If you have not collected sufficient soil fertility data, how do you know what is holding you back? That is the question raised by Jon Telfer, development manager at Yara Analytical Services, who believes in going ‘beyond the basics’ with better use of testing and data analysis.
Soil, leaf and muck analysis are just one example of today’s precision agriculture tools which can help you make better informed decisions that can directly improve your farm’s bottom line.
Jon Telfer says: “If you are not currently testing or then fully utilising the results you receive, I urge you to make the best use of that information.
"Discuss your results with your agronomist; with some fairly straightforward changes you can potentially make a big difference to yield.”
Basic nutrient availability tests are well adopted in the arable sector. it is now time for farms to look at other parameters which will impact on-farm production, most importantly the three pillars of soil fertility:
Nutrient availability – A basic soil test only checks pH and the level of major nutrients. Go beyond the basics by always opting for a broad-spectrum test which will also assess key micronutrient reserves. Remember, a deficiency in even one single nutrient can impact on yield and quality
Soil type – A laboratory laser diffraction analysis will accurately determine the sand, silt and clay proportions which define your soil’s texture. It is important to have a firm understanding of your soil type, and the variation across your farm, as this will impact on how applied nutrients behave and so inform decisions, for example lighter soils are more prone to leaching so you may alter timings and regularity of fertiliser applications. Equally, heavy soils can lock up nutrients so it may be that you adopt a foliar approach and bypass soil problems altogether

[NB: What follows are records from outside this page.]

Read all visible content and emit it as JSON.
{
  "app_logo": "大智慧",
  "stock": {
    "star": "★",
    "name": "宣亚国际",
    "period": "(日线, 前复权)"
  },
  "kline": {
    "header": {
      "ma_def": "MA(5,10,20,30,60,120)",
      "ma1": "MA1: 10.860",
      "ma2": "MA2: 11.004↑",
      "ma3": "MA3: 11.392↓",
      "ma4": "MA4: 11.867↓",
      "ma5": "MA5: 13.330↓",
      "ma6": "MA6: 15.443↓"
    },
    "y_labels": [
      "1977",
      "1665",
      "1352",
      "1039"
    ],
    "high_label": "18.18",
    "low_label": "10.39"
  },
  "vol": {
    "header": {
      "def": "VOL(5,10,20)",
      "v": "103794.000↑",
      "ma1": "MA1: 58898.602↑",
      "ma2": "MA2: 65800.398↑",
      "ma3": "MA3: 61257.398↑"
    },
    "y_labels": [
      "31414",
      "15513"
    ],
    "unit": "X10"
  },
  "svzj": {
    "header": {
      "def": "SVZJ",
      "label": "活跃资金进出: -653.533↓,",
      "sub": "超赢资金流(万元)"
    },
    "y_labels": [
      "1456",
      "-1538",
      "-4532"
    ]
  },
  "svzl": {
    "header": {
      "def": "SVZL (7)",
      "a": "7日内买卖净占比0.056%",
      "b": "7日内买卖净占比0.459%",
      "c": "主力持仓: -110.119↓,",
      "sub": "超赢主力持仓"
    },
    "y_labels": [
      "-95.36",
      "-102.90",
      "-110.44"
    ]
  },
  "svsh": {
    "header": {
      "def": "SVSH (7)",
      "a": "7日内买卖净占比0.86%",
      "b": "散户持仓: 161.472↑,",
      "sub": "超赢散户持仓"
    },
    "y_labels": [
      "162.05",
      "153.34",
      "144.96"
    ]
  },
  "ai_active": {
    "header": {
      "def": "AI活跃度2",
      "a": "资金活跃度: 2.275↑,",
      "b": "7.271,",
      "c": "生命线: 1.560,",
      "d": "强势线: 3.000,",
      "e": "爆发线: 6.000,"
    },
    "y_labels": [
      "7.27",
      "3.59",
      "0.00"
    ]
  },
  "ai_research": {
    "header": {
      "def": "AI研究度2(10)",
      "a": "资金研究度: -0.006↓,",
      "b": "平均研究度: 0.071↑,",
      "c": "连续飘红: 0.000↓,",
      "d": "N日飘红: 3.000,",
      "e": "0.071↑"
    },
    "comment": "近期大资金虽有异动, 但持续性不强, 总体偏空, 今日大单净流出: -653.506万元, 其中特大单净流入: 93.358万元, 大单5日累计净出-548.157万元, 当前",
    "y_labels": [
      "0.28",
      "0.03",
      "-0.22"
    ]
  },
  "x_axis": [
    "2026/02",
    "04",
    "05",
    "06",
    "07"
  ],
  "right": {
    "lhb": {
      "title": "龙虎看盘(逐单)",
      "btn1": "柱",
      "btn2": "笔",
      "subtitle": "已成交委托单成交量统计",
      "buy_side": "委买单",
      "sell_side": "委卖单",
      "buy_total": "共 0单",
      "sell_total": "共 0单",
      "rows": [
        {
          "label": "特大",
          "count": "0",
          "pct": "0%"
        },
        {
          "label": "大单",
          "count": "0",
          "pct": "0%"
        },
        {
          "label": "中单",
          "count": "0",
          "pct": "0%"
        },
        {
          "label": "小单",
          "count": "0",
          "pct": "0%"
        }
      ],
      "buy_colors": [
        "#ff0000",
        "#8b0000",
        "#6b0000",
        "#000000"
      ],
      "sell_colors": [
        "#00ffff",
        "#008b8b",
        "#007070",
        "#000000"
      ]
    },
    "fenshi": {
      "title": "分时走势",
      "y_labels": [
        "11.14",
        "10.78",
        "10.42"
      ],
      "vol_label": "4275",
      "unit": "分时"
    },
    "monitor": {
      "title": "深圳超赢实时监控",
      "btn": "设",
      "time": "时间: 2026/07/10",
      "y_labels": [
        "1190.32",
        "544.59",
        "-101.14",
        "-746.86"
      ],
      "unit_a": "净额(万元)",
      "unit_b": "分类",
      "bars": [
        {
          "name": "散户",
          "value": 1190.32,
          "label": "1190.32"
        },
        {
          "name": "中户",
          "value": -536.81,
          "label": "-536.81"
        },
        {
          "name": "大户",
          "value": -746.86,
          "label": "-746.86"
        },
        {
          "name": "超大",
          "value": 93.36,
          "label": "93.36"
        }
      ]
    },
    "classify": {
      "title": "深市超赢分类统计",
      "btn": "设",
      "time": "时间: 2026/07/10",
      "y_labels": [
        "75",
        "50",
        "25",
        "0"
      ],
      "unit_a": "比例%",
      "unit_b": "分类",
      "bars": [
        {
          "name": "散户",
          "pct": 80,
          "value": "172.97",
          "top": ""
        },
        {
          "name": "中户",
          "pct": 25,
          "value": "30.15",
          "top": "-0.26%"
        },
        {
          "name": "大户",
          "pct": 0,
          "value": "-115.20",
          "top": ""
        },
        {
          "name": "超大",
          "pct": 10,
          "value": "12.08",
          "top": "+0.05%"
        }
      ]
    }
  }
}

Organic Matter (OM) – Active soil biology is vital if a soil is to remain fertile. OM provides the habitat and food source for the bacteria, fungi, protozoa, arthropods and nematodes which build soil structure and breakdown organic residues. This converts soil-borne nutrients into a form which are available to a growing crop. The addition of OM analysis to your soil testing schedule gives you a clearer picture of the levels in your soils and the effectiveness of any applied organic amendments.
The seminar's theme is based on 'measure to manage'.

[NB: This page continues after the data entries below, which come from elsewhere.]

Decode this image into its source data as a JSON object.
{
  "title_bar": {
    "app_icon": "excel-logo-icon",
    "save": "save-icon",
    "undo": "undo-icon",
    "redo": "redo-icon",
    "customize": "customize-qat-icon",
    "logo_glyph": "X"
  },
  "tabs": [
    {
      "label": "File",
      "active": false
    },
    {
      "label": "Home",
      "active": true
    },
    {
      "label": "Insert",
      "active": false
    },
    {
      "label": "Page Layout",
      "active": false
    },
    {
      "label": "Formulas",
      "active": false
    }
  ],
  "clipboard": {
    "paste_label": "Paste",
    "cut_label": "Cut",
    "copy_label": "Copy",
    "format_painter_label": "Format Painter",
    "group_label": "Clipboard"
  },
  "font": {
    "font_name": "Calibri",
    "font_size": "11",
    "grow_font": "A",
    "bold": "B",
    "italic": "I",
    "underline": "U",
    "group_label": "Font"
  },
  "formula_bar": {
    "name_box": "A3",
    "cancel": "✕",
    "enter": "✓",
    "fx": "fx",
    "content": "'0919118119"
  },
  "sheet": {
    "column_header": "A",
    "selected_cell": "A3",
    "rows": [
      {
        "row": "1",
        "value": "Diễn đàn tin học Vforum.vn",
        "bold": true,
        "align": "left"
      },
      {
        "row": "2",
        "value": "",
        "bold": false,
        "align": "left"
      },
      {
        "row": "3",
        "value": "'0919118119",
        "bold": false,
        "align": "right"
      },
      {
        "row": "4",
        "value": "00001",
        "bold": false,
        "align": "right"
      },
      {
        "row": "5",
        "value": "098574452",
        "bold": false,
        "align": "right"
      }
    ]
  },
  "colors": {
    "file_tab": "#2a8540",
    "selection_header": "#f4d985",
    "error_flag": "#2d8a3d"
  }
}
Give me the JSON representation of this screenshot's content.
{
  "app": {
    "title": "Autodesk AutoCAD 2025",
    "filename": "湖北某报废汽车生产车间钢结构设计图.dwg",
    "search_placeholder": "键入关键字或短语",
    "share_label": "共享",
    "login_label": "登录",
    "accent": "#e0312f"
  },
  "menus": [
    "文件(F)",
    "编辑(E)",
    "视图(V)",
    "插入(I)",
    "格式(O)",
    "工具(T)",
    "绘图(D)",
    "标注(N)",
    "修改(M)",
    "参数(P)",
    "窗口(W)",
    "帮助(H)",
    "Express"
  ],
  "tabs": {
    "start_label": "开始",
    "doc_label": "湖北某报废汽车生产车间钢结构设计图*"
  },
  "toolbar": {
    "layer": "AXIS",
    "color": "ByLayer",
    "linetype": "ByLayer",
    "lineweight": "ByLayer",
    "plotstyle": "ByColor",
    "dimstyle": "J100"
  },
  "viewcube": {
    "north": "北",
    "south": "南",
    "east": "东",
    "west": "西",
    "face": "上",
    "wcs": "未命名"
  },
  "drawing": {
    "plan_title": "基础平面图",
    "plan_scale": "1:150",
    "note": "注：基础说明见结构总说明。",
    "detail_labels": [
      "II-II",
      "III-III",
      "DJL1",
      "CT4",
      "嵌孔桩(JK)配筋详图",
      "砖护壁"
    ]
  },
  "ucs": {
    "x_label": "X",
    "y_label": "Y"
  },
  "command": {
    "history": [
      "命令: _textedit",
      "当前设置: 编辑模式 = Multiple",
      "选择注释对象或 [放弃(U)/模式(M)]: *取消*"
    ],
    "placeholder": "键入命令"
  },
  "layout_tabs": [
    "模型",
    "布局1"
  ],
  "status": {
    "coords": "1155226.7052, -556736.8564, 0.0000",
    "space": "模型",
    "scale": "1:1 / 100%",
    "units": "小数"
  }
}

Come and listen to the expert debate, or visit the Yara stand and discuss how broad spectrum analysis, covering all three pillars of soil fertility, can make a big impact on your farm for little investment.
A desire to improve cropping decisions and create a more efficient business, led to the eager adoption of technology at Molescroft Grange Farm, east Yorkshire.
Starting with the N sensor in 2007, managing director Tamara Hall – true to her engineering background – has always seen the value of ‘measuring to manage’ on this 627-hectare family farm. Here we ask how she approaches the task:
Why is accurate decision-making so important to you?
My engineering background makes me see the farm in an objective way, not emotional, never clinging to tradition due to lack of confidence in new technology. Also, we have had a lot of livestock on the farm in the past, this leads to varied soil types and fertility which makes testing financially worth doing.
Which soil or tissue tests do you regularly conduct on-farm?
We test for P, K, pH and Mg – doing one test per hectare to create maps for variable fertiliser application – and we have conducted micronutrient tests, but fortunately nothing needed addressing. These soil tests will be backed up by foliar tests in 2017 to further check these nutrients which are clearly in the soil are actually available for uptake. We have also conducted organic matter tests and, as a result, have included three- to four-year grass leys to increase the amount of organic matter in the soil. The best thing we have done is check the soil type – this has taught us a lot.
What have these tests shown?
That soil condition is our limiting factor. We found the P and K results did not correlate as well as we expected with yield and we think this is because of our soil structure and drainage. We want to tackle these big things but also aim to look at leaf testing in 2017. I want to be able to address problems before plants show signs of any deficiency.
How have you utilised this knowledge?
Since starting testing in 2006 we have been able to reduce P and K use getting levels to where they should be (indices 2, 2.5). Now we just need to replace offtakes.
What benefits have you seen as a result of measuring?
Quantifiable results are always difficult – our yields are affected a lot by weather – but scientific research show plants yield better at the correct indices. Also we are no longer applying fertiliser where it is not needed – and where it might leach – so we are not wasting inputs.